(Website and app data records)

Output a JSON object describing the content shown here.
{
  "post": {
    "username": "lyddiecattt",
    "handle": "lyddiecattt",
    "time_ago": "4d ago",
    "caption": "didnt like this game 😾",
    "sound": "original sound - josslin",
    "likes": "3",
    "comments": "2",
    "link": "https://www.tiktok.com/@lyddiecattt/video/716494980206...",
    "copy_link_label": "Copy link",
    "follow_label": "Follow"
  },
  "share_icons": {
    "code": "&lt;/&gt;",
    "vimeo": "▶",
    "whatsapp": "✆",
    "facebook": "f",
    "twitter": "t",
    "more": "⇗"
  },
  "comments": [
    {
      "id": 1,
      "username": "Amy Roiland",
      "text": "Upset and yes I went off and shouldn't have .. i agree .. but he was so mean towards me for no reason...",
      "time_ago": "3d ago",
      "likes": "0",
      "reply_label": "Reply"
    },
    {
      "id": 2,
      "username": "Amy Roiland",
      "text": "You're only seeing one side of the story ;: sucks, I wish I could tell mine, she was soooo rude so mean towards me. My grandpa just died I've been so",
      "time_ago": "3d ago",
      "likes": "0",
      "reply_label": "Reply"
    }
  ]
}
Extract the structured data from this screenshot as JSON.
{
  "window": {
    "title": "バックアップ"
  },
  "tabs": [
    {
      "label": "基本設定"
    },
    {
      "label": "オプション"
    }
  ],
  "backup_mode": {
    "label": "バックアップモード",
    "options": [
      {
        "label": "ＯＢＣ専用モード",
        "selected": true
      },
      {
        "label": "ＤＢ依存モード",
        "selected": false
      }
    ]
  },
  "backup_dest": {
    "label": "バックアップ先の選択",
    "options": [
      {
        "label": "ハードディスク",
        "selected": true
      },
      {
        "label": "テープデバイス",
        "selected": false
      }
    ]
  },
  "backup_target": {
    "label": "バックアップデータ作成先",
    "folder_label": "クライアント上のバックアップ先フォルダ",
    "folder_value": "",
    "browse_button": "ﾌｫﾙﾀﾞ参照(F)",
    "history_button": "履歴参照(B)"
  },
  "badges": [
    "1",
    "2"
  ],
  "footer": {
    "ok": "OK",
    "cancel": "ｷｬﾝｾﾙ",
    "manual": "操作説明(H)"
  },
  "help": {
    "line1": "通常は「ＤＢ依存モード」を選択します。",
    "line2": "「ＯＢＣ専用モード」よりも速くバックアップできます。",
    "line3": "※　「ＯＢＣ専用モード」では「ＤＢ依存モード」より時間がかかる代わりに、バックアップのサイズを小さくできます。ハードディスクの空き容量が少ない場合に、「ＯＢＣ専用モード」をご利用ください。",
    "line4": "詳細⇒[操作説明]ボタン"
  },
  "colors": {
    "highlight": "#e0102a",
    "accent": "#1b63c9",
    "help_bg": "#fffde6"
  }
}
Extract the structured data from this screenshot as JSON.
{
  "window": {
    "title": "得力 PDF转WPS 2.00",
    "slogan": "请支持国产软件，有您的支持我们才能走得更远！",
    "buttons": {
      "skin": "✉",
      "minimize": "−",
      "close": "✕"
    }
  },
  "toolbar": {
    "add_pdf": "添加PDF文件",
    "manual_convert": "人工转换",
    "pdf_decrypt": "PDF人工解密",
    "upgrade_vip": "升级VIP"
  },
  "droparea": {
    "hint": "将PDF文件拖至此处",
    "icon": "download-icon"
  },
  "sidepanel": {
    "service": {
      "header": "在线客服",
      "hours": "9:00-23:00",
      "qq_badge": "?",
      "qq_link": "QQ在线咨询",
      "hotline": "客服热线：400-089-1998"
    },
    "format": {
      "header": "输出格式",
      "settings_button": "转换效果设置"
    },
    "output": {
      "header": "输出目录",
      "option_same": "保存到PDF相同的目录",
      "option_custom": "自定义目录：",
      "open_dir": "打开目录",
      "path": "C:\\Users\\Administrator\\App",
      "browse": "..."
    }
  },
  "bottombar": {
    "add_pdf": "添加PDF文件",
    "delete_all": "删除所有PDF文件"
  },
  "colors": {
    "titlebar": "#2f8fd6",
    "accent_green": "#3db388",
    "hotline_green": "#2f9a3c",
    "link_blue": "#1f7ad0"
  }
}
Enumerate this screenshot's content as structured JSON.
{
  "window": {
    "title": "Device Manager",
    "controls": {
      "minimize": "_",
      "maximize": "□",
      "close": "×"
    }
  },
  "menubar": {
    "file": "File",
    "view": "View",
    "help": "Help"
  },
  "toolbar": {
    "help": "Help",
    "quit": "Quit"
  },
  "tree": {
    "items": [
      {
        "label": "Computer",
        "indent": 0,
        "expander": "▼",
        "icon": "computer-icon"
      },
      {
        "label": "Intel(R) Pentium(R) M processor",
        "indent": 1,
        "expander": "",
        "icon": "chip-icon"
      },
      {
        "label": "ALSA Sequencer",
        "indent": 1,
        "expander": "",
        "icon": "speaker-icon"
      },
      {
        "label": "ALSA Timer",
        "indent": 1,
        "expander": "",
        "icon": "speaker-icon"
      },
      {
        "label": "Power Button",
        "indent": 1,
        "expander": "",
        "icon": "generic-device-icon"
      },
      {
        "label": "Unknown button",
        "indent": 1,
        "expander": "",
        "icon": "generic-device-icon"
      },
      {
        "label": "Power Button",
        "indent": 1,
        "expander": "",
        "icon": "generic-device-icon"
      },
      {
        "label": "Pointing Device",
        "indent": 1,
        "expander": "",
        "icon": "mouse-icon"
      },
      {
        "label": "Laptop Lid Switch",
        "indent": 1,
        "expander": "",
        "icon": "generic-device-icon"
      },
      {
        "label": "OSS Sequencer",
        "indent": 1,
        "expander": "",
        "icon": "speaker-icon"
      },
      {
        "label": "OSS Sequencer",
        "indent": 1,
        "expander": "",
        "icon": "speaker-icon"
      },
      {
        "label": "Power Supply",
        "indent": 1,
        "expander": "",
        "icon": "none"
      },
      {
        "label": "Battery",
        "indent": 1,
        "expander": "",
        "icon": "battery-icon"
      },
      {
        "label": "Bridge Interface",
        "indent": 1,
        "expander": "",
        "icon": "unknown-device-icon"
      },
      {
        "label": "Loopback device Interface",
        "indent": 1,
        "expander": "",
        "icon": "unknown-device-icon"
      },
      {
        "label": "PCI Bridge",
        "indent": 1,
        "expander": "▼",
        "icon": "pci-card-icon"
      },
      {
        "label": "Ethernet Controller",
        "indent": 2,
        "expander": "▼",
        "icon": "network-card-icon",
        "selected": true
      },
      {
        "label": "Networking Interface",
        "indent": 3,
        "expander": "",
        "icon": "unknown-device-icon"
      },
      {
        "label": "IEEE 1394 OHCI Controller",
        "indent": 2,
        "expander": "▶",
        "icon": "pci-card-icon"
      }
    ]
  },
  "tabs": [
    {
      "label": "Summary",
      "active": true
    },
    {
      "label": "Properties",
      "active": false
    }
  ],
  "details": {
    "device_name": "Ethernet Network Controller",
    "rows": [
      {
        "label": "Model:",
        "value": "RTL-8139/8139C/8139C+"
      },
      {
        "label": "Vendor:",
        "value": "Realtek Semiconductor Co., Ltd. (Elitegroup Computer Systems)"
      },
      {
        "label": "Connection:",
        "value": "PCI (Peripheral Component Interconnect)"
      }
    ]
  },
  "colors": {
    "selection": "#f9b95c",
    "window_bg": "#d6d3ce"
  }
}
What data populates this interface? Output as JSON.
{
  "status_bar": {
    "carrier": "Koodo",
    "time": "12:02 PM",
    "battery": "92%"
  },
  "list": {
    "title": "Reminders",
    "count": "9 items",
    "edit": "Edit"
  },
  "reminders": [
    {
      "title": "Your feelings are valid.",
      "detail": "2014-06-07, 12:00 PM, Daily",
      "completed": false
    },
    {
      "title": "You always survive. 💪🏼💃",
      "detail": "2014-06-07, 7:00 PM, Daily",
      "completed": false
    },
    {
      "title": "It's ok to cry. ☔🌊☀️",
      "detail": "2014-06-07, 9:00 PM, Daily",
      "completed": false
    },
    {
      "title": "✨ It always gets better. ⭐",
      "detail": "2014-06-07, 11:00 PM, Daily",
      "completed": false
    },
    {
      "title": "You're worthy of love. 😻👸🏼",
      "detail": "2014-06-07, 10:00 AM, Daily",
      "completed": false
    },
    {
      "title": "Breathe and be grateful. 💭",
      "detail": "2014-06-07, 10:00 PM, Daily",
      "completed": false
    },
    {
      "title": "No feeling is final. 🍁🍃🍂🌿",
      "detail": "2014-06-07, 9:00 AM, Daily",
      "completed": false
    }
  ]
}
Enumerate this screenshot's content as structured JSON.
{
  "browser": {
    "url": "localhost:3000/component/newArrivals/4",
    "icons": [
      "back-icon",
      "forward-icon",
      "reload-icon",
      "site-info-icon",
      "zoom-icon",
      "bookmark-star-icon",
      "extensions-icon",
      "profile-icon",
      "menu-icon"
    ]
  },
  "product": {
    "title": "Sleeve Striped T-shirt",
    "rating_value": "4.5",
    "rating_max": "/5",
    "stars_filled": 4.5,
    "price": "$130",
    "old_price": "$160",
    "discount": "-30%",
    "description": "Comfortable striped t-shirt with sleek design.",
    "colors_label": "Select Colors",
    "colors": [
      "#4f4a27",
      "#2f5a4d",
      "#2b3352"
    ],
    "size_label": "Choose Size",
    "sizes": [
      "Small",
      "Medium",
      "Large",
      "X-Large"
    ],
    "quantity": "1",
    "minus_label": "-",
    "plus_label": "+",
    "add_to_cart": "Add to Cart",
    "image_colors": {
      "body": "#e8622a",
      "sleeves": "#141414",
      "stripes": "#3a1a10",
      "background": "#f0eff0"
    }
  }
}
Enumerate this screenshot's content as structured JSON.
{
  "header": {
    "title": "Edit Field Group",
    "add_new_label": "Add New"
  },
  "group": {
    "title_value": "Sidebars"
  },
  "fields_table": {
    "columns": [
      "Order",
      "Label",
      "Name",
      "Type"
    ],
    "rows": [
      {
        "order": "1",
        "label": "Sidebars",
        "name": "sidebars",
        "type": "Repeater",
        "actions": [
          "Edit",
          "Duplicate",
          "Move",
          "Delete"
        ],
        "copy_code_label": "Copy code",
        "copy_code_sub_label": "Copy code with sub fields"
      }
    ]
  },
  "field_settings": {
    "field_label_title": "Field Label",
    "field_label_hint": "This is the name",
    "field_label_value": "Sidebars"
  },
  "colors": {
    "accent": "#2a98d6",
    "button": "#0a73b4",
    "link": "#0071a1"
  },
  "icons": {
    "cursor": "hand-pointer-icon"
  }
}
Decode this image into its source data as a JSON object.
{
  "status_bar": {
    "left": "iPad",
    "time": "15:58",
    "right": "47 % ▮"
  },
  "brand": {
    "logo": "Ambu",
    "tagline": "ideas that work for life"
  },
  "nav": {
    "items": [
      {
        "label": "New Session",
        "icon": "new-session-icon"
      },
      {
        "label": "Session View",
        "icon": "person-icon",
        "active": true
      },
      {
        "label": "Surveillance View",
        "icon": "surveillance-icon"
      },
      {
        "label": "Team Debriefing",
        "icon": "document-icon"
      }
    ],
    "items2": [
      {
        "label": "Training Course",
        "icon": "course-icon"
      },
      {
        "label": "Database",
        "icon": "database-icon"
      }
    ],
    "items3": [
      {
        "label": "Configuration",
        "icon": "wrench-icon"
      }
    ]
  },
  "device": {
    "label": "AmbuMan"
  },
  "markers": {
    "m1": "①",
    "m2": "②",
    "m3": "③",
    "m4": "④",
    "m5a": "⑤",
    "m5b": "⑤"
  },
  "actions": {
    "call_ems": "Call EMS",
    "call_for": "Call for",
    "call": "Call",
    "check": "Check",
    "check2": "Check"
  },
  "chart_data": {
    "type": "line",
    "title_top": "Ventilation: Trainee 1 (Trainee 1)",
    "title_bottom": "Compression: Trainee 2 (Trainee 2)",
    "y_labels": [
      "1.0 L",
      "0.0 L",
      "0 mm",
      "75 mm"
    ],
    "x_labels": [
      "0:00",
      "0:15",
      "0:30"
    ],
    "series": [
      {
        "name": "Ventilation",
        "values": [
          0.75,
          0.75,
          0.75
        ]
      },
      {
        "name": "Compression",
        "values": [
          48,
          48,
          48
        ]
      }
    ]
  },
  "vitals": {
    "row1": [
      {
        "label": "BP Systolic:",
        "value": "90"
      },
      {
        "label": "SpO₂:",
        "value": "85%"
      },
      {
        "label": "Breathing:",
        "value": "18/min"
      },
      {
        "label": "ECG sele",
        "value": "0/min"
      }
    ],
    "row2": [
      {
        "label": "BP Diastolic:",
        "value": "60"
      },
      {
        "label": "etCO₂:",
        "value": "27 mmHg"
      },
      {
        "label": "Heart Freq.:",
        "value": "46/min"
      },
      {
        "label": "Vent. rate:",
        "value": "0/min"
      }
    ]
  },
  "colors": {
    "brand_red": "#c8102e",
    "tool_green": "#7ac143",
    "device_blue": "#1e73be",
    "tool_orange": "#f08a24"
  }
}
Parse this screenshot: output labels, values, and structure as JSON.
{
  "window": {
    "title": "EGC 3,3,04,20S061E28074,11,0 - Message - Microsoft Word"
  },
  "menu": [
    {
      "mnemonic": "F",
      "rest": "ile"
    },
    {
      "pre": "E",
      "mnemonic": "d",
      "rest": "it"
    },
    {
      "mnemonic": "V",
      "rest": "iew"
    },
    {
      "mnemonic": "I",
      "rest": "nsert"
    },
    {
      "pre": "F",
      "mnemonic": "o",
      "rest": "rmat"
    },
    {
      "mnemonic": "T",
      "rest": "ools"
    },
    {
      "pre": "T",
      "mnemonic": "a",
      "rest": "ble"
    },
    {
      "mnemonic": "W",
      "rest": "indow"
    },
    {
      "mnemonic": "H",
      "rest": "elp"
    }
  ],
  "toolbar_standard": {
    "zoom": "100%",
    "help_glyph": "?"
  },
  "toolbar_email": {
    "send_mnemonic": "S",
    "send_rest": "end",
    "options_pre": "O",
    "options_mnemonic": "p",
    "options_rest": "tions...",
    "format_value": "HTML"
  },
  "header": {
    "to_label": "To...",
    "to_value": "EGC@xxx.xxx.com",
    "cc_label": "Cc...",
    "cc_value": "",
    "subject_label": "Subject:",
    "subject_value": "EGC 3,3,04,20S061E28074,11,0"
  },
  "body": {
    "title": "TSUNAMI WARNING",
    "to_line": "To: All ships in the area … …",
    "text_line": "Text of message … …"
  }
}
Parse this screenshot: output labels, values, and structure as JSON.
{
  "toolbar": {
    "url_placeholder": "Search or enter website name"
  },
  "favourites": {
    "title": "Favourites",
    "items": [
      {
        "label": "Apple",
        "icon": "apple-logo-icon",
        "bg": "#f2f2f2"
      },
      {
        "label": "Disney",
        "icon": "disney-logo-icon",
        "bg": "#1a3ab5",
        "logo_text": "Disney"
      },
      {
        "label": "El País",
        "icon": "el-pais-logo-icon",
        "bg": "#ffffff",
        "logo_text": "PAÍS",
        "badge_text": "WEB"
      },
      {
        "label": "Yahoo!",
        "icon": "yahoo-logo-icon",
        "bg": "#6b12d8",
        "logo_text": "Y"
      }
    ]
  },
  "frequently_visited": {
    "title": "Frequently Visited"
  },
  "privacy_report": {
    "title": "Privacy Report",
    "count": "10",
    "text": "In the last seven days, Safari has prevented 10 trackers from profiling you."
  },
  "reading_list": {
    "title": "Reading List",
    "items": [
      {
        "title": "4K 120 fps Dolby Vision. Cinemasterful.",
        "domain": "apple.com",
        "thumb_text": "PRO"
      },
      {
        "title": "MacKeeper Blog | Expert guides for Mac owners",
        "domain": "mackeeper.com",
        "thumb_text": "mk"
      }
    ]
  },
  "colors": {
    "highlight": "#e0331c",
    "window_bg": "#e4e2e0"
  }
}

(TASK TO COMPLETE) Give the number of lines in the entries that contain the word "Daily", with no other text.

(FINAL ANSWER) 7